>>>

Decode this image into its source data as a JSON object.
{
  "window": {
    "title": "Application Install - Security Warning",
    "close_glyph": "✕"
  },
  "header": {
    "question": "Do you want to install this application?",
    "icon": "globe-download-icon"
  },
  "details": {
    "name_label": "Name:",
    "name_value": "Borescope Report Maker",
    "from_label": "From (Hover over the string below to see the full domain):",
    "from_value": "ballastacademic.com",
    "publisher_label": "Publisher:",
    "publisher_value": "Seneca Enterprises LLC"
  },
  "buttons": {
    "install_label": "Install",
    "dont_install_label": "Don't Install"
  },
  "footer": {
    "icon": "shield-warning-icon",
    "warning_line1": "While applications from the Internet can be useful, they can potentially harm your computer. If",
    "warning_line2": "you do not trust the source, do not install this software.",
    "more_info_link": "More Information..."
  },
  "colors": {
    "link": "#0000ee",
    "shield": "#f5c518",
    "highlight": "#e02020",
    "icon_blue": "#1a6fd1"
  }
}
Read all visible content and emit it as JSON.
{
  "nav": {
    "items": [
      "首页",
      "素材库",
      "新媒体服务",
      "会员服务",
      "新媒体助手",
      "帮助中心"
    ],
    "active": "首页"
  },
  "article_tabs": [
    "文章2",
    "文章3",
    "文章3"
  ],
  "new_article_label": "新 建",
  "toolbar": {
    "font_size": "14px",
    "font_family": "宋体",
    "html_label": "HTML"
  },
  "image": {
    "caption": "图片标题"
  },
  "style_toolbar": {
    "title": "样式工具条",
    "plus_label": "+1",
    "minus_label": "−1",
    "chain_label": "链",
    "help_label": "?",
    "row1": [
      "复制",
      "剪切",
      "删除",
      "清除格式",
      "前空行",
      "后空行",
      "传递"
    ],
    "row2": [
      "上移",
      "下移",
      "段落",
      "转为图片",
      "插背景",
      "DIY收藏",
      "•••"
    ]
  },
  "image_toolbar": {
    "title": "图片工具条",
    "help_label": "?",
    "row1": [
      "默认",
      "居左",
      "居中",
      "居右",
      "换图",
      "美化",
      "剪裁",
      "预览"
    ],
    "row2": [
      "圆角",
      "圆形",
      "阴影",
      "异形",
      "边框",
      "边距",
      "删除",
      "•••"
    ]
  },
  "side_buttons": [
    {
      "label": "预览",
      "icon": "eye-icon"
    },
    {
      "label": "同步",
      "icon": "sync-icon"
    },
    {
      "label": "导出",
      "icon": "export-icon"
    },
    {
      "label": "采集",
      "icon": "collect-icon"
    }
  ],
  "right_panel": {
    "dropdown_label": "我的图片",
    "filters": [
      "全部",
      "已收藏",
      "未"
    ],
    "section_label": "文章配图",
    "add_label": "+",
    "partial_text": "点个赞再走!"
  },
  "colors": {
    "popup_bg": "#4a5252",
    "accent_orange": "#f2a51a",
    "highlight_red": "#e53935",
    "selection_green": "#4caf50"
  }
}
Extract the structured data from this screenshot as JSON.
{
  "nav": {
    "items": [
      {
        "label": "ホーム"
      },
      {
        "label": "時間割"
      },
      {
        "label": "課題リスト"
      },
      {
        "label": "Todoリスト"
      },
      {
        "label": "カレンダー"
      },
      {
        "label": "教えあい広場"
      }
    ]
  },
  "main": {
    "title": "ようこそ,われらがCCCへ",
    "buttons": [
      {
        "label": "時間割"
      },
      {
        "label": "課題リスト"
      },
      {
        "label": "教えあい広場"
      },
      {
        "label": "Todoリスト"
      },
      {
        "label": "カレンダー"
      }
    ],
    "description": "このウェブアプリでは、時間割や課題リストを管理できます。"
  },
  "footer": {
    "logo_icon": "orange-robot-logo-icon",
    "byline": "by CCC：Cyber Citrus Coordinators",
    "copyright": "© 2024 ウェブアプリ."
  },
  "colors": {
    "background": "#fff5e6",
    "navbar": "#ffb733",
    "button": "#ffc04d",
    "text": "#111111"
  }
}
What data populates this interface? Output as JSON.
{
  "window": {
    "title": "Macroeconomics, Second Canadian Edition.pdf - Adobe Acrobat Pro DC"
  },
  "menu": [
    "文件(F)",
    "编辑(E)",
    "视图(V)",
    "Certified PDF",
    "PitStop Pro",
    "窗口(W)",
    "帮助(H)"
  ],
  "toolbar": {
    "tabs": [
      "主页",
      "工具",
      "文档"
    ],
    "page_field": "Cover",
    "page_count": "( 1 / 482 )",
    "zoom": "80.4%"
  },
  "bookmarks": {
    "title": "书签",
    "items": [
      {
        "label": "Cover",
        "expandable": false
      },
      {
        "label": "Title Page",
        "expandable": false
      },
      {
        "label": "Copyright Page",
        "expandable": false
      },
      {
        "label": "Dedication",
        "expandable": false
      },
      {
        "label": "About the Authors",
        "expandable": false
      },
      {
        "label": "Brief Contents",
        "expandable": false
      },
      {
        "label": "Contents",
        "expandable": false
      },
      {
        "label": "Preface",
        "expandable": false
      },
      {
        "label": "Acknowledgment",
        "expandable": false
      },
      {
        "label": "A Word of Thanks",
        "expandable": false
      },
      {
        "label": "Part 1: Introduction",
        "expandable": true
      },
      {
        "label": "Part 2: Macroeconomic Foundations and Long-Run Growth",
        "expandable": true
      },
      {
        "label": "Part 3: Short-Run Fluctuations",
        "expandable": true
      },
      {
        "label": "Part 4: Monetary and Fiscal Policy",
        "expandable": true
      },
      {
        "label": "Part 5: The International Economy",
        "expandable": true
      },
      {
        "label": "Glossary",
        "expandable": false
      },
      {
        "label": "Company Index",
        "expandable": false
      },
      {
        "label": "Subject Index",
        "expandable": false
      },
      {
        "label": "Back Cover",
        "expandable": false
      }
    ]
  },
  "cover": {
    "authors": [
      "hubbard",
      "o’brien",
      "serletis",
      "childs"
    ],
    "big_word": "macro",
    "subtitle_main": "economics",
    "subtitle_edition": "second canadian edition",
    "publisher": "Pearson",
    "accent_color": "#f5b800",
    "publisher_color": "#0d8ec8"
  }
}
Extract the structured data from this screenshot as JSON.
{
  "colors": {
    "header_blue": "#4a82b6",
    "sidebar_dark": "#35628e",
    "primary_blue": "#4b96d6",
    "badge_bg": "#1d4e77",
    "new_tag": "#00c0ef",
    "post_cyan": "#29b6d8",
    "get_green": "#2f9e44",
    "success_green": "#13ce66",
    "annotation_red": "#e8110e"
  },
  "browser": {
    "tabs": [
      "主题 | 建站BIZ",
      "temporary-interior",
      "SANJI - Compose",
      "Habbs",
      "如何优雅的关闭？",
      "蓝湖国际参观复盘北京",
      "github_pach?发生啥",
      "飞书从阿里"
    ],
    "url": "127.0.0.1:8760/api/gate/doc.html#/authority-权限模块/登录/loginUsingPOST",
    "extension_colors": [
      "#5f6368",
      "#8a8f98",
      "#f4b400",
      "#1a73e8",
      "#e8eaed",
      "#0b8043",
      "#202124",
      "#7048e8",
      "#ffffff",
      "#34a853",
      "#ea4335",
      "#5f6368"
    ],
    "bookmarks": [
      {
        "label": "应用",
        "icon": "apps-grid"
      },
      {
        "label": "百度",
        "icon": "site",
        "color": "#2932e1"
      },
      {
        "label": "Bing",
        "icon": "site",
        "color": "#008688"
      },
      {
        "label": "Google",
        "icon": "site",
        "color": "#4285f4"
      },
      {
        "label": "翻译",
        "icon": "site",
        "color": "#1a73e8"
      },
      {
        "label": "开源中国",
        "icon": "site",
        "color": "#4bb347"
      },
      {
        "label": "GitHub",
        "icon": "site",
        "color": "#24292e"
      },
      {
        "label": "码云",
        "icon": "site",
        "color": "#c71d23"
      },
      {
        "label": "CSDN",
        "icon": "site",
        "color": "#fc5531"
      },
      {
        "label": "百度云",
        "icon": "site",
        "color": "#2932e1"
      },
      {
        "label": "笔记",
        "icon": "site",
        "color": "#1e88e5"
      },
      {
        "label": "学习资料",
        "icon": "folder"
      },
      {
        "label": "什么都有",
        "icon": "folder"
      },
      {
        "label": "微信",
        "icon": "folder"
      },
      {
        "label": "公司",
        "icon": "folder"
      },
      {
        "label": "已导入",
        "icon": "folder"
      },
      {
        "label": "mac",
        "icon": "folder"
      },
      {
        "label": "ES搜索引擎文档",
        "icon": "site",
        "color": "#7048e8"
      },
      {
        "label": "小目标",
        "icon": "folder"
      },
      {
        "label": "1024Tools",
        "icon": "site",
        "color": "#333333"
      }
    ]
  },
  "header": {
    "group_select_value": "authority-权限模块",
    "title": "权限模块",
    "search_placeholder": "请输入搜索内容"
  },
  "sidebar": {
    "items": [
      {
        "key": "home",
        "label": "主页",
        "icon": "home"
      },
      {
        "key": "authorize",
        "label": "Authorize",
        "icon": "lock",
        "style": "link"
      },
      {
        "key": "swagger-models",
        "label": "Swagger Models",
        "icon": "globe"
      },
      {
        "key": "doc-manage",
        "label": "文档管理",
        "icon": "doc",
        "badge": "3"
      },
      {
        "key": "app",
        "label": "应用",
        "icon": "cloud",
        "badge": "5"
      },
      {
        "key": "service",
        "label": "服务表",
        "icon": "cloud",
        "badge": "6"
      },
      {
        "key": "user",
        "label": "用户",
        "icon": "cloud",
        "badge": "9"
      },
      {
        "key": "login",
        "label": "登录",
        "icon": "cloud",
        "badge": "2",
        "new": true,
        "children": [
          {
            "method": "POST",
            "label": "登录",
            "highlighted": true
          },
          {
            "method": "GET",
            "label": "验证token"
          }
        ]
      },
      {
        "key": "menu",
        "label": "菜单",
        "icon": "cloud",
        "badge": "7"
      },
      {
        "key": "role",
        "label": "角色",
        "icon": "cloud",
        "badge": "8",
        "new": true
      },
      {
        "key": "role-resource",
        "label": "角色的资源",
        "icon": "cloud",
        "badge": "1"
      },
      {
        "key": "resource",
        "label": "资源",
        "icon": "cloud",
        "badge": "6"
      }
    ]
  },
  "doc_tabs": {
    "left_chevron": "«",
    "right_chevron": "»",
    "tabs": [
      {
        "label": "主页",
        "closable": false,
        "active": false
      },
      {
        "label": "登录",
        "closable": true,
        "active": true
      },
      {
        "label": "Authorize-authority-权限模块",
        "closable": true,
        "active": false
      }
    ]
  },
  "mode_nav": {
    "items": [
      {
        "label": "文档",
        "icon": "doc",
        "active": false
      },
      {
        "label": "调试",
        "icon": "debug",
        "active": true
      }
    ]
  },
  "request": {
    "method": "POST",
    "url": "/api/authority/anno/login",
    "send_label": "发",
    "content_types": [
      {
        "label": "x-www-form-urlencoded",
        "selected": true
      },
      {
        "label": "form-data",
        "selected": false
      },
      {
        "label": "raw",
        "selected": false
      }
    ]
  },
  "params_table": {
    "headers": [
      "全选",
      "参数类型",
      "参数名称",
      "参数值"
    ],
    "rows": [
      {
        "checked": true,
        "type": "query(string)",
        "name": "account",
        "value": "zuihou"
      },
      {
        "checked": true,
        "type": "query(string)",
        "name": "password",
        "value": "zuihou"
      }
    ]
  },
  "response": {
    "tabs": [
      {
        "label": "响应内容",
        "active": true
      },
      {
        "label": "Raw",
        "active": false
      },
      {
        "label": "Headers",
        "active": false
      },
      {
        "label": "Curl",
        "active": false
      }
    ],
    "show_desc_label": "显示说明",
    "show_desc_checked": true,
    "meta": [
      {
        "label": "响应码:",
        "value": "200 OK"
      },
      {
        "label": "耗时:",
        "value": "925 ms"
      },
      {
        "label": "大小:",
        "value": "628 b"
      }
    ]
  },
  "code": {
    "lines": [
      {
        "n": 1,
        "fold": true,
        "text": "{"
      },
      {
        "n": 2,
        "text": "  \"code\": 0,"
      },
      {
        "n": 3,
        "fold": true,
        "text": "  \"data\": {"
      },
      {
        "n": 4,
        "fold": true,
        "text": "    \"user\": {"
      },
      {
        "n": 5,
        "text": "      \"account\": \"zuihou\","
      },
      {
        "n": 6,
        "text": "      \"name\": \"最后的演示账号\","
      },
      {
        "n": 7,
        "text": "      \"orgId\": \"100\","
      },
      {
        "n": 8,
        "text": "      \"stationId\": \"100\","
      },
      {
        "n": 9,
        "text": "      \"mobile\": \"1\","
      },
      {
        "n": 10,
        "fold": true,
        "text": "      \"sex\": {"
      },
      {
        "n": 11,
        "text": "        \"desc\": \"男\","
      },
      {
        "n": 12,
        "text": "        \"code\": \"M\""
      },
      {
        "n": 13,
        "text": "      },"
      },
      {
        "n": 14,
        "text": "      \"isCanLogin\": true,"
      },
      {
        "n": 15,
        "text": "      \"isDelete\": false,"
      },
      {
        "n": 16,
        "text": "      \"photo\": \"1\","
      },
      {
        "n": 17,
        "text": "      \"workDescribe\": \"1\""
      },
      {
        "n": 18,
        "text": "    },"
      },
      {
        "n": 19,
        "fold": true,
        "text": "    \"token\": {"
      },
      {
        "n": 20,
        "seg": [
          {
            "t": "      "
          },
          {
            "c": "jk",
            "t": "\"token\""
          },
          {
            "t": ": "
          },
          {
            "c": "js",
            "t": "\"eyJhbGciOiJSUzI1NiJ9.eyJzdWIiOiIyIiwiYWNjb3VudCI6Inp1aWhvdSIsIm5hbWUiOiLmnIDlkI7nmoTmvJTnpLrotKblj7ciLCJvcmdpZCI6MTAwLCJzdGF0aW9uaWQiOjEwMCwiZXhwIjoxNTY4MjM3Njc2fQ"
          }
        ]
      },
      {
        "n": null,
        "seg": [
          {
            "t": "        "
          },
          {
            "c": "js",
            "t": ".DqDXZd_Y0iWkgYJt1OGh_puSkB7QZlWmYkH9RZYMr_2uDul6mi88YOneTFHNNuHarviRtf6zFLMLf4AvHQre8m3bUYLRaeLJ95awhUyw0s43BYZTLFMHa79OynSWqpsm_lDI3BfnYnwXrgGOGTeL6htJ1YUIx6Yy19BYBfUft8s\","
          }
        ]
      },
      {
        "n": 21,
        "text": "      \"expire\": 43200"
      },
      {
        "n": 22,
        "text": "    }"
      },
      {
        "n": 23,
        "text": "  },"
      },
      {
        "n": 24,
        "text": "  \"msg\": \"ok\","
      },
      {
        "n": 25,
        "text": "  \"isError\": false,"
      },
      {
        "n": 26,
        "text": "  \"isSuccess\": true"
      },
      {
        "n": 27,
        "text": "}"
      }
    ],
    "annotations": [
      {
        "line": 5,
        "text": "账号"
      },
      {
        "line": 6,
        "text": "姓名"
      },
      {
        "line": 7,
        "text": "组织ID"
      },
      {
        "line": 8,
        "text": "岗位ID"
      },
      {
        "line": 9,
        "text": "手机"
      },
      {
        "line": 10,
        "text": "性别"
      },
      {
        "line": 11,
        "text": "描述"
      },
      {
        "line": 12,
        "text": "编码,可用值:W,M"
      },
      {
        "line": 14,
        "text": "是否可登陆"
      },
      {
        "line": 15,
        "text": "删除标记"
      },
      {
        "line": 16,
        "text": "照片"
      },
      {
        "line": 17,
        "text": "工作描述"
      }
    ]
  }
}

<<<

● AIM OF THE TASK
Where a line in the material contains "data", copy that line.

● YOUR RESPONSE
Decode this image into its source data as a JSON object.
Extract the structured data from this screenshot as JSON.
What data populates this interface? Output as JSON.
Extract the structured data from this screenshot as JSON.
        "label": "form-data",
        "text": "  \"data\": {"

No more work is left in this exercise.